Additionally, human resource consulting firm Randstad, in its annual Workplace Trends report released in June of this year, found that the inadequate supply of qualified and skilled talent is the second biggest threat to companies’ ability to meet revenue or business performance targets—second only to “increased competitive pressures.”
Outsourcing Rurally to the Rescue
With IT project managers under more pressure than ever to deliver projects faster, meet targets and grow business while keeping costs under control, hiring for higher level positions while outsourcing lower level positions is an effective method to accomplish these goals.
Outsourcing allows IT managers to focus on core competencies, frees internal sources, reduces labor costs and lowers risk, while increasing efficiency and competiveness. But just as what the incoming president is talking about—keeping jobs in America—what we are also talking about is not outsourcing to countries in the Far East or south of the border—we are talking about outsourcing onshore and specifically in rural America.
Rural sourcing is one of the fastest growing segments of the IT industry and a key component in both bringing back and keeping high skilled IT jobs on home soil. And while its service model can provide many benefits to corporations doing business in America, it can also benefit lives by providing challenging and rewarding IT careers to individuals.

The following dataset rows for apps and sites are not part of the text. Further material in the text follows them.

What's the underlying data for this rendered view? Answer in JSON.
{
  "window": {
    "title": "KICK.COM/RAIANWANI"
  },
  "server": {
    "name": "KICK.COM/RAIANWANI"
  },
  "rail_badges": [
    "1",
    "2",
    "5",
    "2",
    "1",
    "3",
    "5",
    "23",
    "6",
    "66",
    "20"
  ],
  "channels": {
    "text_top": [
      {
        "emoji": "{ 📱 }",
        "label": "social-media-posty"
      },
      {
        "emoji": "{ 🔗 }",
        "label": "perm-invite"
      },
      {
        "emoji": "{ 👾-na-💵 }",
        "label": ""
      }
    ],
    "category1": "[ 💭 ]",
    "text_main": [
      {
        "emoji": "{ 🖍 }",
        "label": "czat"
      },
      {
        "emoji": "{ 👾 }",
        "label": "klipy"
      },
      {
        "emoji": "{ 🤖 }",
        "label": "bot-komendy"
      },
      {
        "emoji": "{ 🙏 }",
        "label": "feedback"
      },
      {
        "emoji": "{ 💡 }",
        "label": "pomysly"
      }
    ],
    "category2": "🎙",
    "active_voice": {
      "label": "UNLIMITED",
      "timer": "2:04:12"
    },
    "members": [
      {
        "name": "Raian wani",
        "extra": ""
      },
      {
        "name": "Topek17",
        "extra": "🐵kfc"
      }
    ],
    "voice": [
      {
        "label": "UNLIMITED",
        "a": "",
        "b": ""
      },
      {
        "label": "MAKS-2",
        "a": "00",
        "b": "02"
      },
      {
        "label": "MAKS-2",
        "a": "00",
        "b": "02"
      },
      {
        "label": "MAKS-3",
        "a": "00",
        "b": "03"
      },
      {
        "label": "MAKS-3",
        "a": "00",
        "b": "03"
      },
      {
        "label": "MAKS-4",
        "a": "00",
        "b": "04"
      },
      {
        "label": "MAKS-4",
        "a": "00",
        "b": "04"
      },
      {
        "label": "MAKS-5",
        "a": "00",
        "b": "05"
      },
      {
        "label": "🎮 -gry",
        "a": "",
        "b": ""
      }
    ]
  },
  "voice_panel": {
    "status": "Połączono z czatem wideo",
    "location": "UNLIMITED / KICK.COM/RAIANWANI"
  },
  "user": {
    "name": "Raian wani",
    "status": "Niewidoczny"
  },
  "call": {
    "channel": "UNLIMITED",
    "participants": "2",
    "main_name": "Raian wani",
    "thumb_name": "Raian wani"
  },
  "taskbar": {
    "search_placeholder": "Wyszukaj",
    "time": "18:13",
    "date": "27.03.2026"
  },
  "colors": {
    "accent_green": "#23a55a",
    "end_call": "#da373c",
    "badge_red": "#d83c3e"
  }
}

And as a result, small American communities thrive, as sourcing rurally helps ensure local spending and inspires wealth creation, which is a “win-win-win” for this country.
With domestic rural sourcing providers, there’s no longer a need for IT executives and managers to go overseas for skilled IT talent, they can find the talent they need to get the job done right the first time right in their own backyard. And in doing so, can help “Make America Great Again” which we are certain to be hearing about in the inaugural address.